TASK ITEM → Please restate each entry exactly, without skipping any.

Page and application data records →
+-------+

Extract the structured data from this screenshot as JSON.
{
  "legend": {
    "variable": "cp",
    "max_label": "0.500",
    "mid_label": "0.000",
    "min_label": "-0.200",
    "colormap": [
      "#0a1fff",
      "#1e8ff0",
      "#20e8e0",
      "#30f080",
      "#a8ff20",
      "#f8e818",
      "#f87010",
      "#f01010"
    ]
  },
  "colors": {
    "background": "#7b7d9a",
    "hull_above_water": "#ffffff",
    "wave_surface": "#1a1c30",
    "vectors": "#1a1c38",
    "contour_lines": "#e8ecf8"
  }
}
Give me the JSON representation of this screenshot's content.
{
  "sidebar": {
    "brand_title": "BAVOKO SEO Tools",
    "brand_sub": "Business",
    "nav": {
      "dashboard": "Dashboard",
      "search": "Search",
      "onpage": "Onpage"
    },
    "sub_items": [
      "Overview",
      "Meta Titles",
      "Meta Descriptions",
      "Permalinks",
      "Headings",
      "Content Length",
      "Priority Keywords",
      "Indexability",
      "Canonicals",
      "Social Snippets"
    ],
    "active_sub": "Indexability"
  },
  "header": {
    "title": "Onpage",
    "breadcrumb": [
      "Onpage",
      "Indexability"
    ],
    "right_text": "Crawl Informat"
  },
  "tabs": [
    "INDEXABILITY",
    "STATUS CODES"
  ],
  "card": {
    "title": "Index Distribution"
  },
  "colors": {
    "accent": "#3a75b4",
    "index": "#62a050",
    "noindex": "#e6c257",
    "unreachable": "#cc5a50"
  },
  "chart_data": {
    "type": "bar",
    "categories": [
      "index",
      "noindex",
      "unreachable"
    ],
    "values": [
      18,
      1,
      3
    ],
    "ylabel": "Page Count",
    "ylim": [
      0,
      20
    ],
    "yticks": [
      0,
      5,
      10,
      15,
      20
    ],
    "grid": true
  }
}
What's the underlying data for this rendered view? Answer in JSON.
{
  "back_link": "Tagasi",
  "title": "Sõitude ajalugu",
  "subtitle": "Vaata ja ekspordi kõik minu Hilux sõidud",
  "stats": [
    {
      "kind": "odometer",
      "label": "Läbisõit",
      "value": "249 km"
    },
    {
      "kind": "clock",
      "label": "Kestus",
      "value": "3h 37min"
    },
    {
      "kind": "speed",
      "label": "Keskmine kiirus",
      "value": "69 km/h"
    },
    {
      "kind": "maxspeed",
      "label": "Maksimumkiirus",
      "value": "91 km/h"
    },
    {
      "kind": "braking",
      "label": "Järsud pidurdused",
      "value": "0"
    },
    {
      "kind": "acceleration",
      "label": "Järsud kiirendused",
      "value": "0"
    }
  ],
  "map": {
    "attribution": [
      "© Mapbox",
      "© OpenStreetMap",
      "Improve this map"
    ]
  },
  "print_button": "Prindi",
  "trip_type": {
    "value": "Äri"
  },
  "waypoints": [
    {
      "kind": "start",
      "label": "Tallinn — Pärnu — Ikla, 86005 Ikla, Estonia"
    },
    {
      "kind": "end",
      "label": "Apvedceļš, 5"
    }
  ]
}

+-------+

OUTPUT BELOW →
Extract the structured data from this screenshot as JSON.
{
  "legend": {
    "variable": "cp",
    "max_label": "0.500",
    "mid_label": "0.000",
    "min_label": "-0.200",
    "colormap": [
      "#0a1fff",
      "#1e8ff0",
      "#20e8e0",
      "#30f080",
      "#a8ff20",
      "#f8e818",
      "#f87010",
      "#f01010"
    ]
  },
  "colors": {
    "background": "#7b7d9a",
    "hull_above_water": "#ffffff",
    "wave_surface": "#1a1c30",
    "vectors": "#1a1c38",
    "contour_lines": "#e8ecf8"
  }
}
Give me the JSON representation of this screenshot's content.
{
  "sidebar": {
    "brand_title": "BAVOKO SEO Tools",
    "brand_sub": "Business",
    "nav": {
      "dashboard": "Dashboard",
      "search": "Search",
      "onpage": "Onpage"
    },
    "sub_items": [
      "Overview",
      "Meta Titles",
      "Meta Descriptions",
      "Permalinks",
      "Headings",
      "Content Length",
      "Priority Keywords",
      "Indexability",
      "Canonicals",
      "Social Snippets"
    ],
    "active_sub": "Indexability"
  },
  "header": {
    "title": "Onpage",
    "breadcrumb": [
      "Onpage",
      "Indexability"
    ],
    "right_text": "Crawl Informat"
  },
  "tabs": [
    "INDEXABILITY",
    "STATUS CODES"
  ],
  "card": {
    "title": "Index Distribution"
  },
  "colors": {
    "accent": "#3a75b4",
    "index": "#62a050",
    "noindex": "#e6c257",
    "unreachable": "#cc5a50"
  },
  "chart_data": {
    "type": "bar",
    "categories": [
      "index",
      "noindex",
      "unreachable"
    ],
    "values": [
      18,
      1,
      3
    ],
    "ylabel": "Page Count",
    "ylim": [
      0,
      20
    ],
    "yticks": [
      0,
      5,
      10,
      15,
      20
    ],
    "grid": true
  }
}
What's the underlying data for this rendered view? Answer in JSON.
{
  "back_link": "Tagasi",
  "title": "Sõitude ajalugu",
  "subtitle": "Vaata ja ekspordi kõik minu Hilux sõidud",
  "stats": [
    {
      "kind": "odometer",
      "label": "Läbisõit",
      "value": "249 km"
    },
    {
      "kind": "clock",
      "label": "Kestus",
      "value": "3h 37min"
    },
    {
      "kind": "speed",
      "label": "Keskmine kiirus",
      "value": "69 km/h"
    },
    {
      "kind": "maxspeed",
      "label": "Maksimumkiirus",
      "value": "91 km/h"
    },
    {
      "kind": "braking",
      "label": "Järsud pidurdused",
      "value": "0"
    },
    {
      "kind": "acceleration",
      "label": "Järsud kiirendused",
      "value": "0"
    }
  ],
  "map": {
    "attribution": [
      "© Mapbox",
      "© OpenStreetMap",
      "Improve this map"
    ]
  },
  "print_button": "Prindi",
  "trip_type": {
    "value": "Äri"
  },
  "waypoints": [
    {
      "kind": "start",
      "label": "Tallinn — Pärnu — Ikla, 86005 Ikla, Estonia"
    },
    {
      "kind": "end",
      "label": "Apvedceļš, 5"
    }
  ]
}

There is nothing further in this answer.